- Required action -
The following entries should be restated word for word, pictures excluded.

Start of Input for this task

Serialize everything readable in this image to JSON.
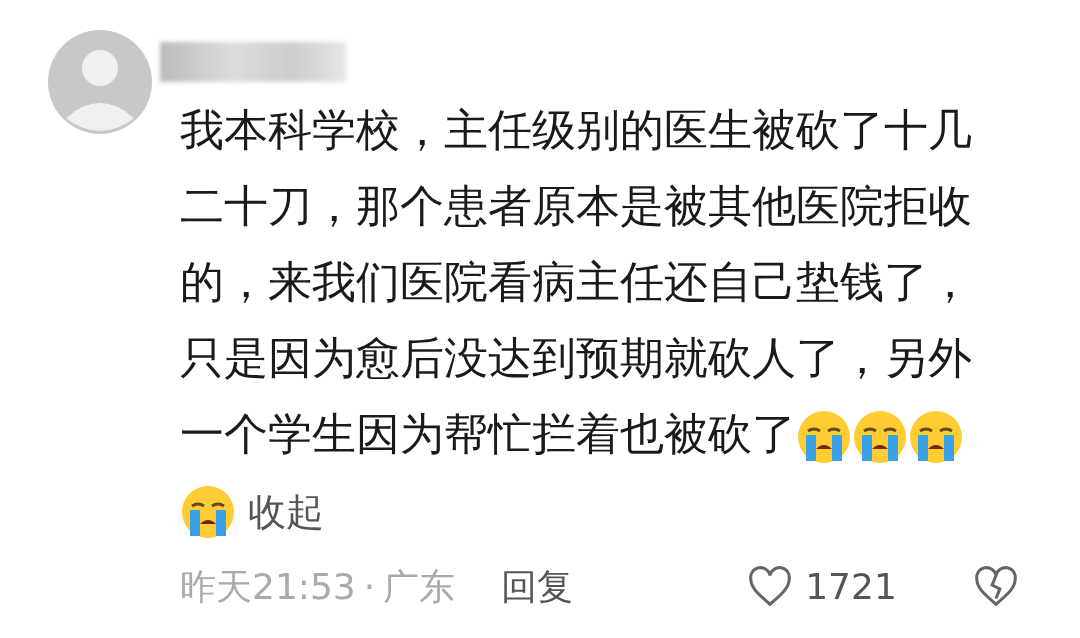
{
  "comment": {
    "body_lines": [
      "我本科学校，主任级别的医生被砍了十几",
      "二十刀，那个患者原本是被其他医院拒收",
      "的，来我们医院看病主任还自己垫钱了，",
      "只是因为愈后没达到预期就砍人了，另外",
      "一个学生因为帮忙拦着也被砍了"
    ],
    "collapse_link": "收起",
    "time": "昨天21:53",
    "separator": "·",
    "location": "广东",
    "reply": "回复",
    "likes": "1721",
    "liked": false
  }
}
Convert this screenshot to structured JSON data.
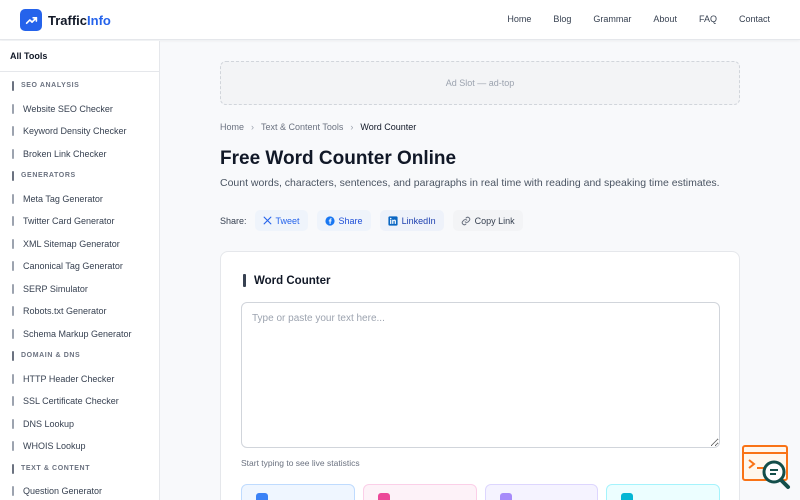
{
  "brand": {
    "name_main": "Traffic",
    "name_accent": "Info",
    "accent_color": "#2563eb"
  },
  "nav": [
    "Home",
    "Blog",
    "Grammar",
    "About",
    "FAQ",
    "Contact"
  ],
  "sidebar": {
    "title": "All Tools",
    "sections": [
      {
        "category": "SEO ANALYSIS",
        "items": [
          "Website SEO Checker",
          "Keyword Density Checker",
          "Broken Link Checker"
        ]
      },
      {
        "category": "GENERATORS",
        "items": [
          "Meta Tag Generator",
          "Twitter Card Generator",
          "XML Sitemap Generator",
          "Canonical Tag Generator",
          "SERP Simulator",
          "Robots.txt Generator",
          "Schema Markup Generator"
        ]
      },
      {
        "category": "DOMAIN & DNS",
        "items": [
          "HTTP Header Checker",
          "SSL Certificate Checker",
          "DNS Lookup",
          "WHOIS Lookup"
        ]
      },
      {
        "category": "TEXT & CONTENT",
        "items": [
          "Question Generator"
        ]
      }
    ]
  },
  "ad": {
    "label": "Ad Slot — ad-top"
  },
  "breadcrumb": {
    "home": "Home",
    "section": "Text & Content Tools",
    "current": "Word Counter"
  },
  "page": {
    "title": "Free Word Counter Online",
    "subtitle": "Count words, characters, sentences, and paragraphs in real time with reading and speaking time estimates."
  },
  "share": {
    "label": "Share:",
    "tweet": "Tweet",
    "facebook": "Share",
    "linkedin": "LinkedIn",
    "copy": "Copy Link"
  },
  "tool": {
    "title": "Word Counter",
    "placeholder": "Type or paste your text here...",
    "hint": "Start typing to see live statistics"
  },
  "stat_colors": [
    {
      "bg": "#eff6ff",
      "border": "#bfdbfe",
      "dot": "#3b82f6"
    },
    {
      "bg": "#fdf2f8",
      "border": "#fbcfe8",
      "dot": "#ec4899"
    },
    {
      "bg": "#f5f3ff",
      "border": "#ddd6fe",
      "dot": "#a78bfa"
    },
    {
      "bg": "#ecfeff",
      "border": "#a5f3fc",
      "dot": "#06b6d4"
    }
  ]
}
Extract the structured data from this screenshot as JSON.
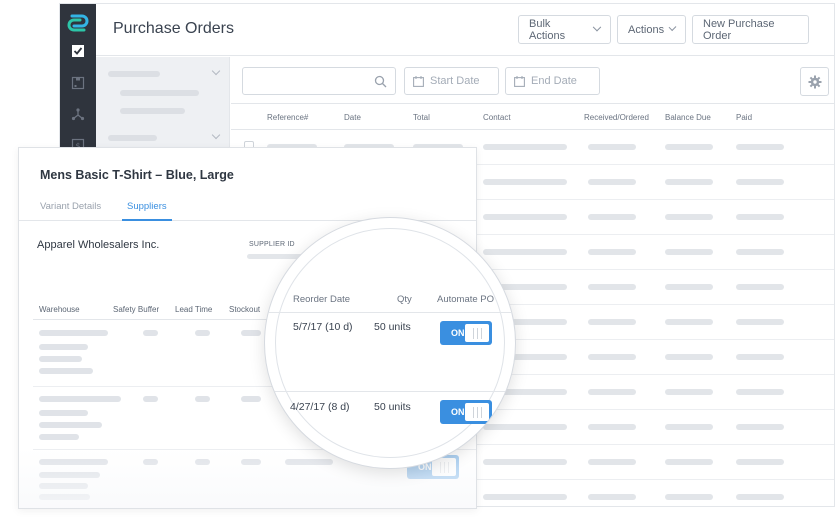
{
  "app": {
    "title": "Purchase Orders",
    "header_buttons": {
      "bulk_actions": "Bulk Actions",
      "actions": "Actions",
      "new_po": "New Purchase Order"
    },
    "sidebar_icons": [
      "logo-icon",
      "checklist-icon",
      "box-icon",
      "network-icon",
      "dollar-icon"
    ]
  },
  "toolbar": {
    "search_placeholder": "",
    "start_date_placeholder": "Start Date",
    "end_date_placeholder": "End Date"
  },
  "po_table": {
    "columns": [
      "Reference#",
      "Date",
      "Total",
      "Contact",
      "Received/Ordered",
      "Balance Due",
      "Paid"
    ],
    "row_count": 11
  },
  "variant_card": {
    "title": "Mens Basic T-Shirt – Blue, Large",
    "tabs": [
      {
        "label": "Variant Details",
        "active": false
      },
      {
        "label": "Suppliers",
        "active": true
      }
    ],
    "supplier_name": "Apparel Wholesalers Inc.",
    "supplier_id_label": "SUPPLIER ID",
    "warehouse_columns": [
      "Warehouse",
      "Safety Buffer",
      "Lead Time",
      "Stockout"
    ]
  },
  "magnifier": {
    "columns": [
      "Reorder Date",
      "Qty",
      "Automate PO"
    ],
    "rows": [
      {
        "reorder_date": "5/7/17 (10 d)",
        "qty": "50 units",
        "automate": "ON"
      },
      {
        "reorder_date": "4/27/17 (8 d)",
        "qty": "50 units",
        "automate": "ON"
      }
    ]
  },
  "colors": {
    "accent": "#3a8fe0",
    "sidebar": "#2f343d",
    "skeleton": "#e2e5e9"
  }
}
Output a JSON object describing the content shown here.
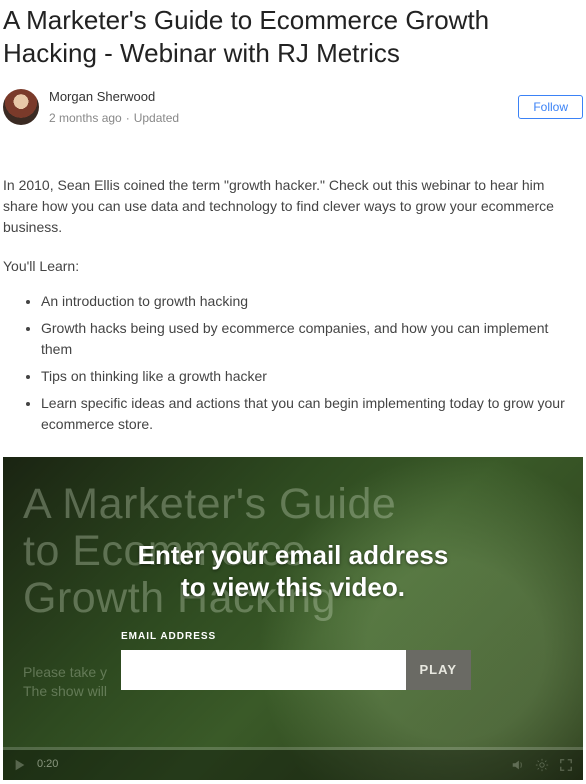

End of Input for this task

- Output -
Serialize everything readable in this image to JSON.
{
  "comment": {
    "body_lines": [
      "我本科学校，主任级别的医生被砍了十几",
      "二十刀，那个患者原本是被其他医院拒收",
      "的，来我们医院看病主任还自己垫钱了，",
      "只是因为愈后没达到预期就砍人了，另外",
      "一个学生因为帮忙拦着也被砍了"
    ],
    "collapse_link": "收起",
    "time": "昨天21:53",
    "separator": "·",
    "location": "广东",
    "reply": "回复",
    "likes": "1721",
    "liked": false
  }
}
Convert this screenshot to structured JSON data.
{
  "brand": {
    "name_main": "Traffic",
    "name_accent": "Info",
    "accent_color": "#2563eb"
  },
  "nav": [
    "Home",
    "Blog",
    "Grammar",
    "About",
    "FAQ",
    "Contact"
  ],
  "sidebar": {
    "title": "All Tools",
    "sections": [
      {
        "category": "SEO ANALYSIS",
        "items": [
          "Website SEO Checker",
          "Keyword Density Checker",
          "Broken Link Checker"
        ]
      },
      {
        "category": "GENERATORS",
        "items": [
          "Meta Tag Generator",
          "Twitter Card Generator",
          "XML Sitemap Generator",
          "Canonical Tag Generator",
          "SERP Simulator",
          "Robots.txt Generator",
          "Schema Markup Generator"
        ]
      },
      {
        "category": "DOMAIN & DNS",
        "items": [
          "HTTP Header Checker",
          "SSL Certificate Checker",
          "DNS Lookup",
          "WHOIS Lookup"
        ]
      },
      {
        "category": "TEXT & CONTENT",
        "items": [
          "Question Generator"
        ]
      }
    ]
  },
  "ad": {
    "label": "Ad Slot — ad-top"
  },
  "breadcrumb": {
    "home": "Home",
    "section": "Text & Content Tools",
    "current": "Word Counter"
  },
  "page": {
    "title": "Free Word Counter Online",
    "subtitle": "Count words, characters, sentences, and paragraphs in real time with reading and speaking time estimates."
  },
  "share": {
    "label": "Share:",
    "tweet": "Tweet",
    "facebook": "Share",
    "linkedin": "LinkedIn",
    "copy": "Copy Link"
  },
  "tool": {
    "title": "Word Counter",
    "placeholder": "Type or paste your text here...",
    "hint": "Start typing to see live statistics"
  },
  "stat_colors": [
    {
      "bg": "#eff6ff",
      "border": "#bfdbfe",
      "dot": "#3b82f6"
    },
    {
      "bg": "#fdf2f8",
      "border": "#fbcfe8",
      "dot": "#ec4899"
    },
    {
      "bg": "#f5f3ff",
      "border": "#ddd6fe",
      "dot": "#a78bfa"
    },
    {
      "bg": "#ecfeff",
      "border": "#a5f3fc",
      "dot": "#06b6d4"
    }
  ]
}
Extract the structured data from this screenshot as JSON.
{
  "app": {
    "title": "Purchase Orders",
    "header_buttons": {
      "bulk_actions": "Bulk Actions",
      "actions": "Actions",
      "new_po": "New Purchase Order"
    },
    "sidebar_icons": [
      "logo-icon",
      "checklist-icon",
      "box-icon",
      "network-icon",
      "dollar-icon"
    ]
  },
  "toolbar": {
    "search_placeholder": "",
    "start_date_placeholder": "Start Date",
    "end_date_placeholder": "End Date"
  },
  "po_table": {
    "columns": [
      "Reference#",
      "Date",
      "Total",
      "Contact",
      "Received/Ordered",
      "Balance Due",
      "Paid"
    ],
    "row_count": 11
  },
  "variant_card": {
    "title": "Mens Basic T-Shirt – Blue, Large",
    "tabs": [
      {
        "label": "Variant Details",
        "active": false
      },
      {
        "label": "Suppliers",
        "active": true
      }
    ],
    "supplier_name": "Apparel Wholesalers Inc.",
    "supplier_id_label": "SUPPLIER ID",
    "warehouse_columns": [
      "Warehouse",
      "Safety Buffer",
      "Lead Time",
      "Stockout"
    ]
  },
  "magnifier": {
    "columns": [
      "Reorder Date",
      "Qty",
      "Automate PO"
    ],
    "rows": [
      {
        "reorder_date": "5/7/17 (10 d)",
        "qty": "50 units",
        "automate": "ON"
      },
      {
        "reorder_date": "4/27/17 (8 d)",
        "qty": "50 units",
        "automate": "ON"
      }
    ]
  },
  "colors": {
    "accent": "#3a8fe0",
    "sidebar": "#2f343d",
    "skeleton": "#e2e5e9"
  }
}
Output a JSON object describing the content shown here.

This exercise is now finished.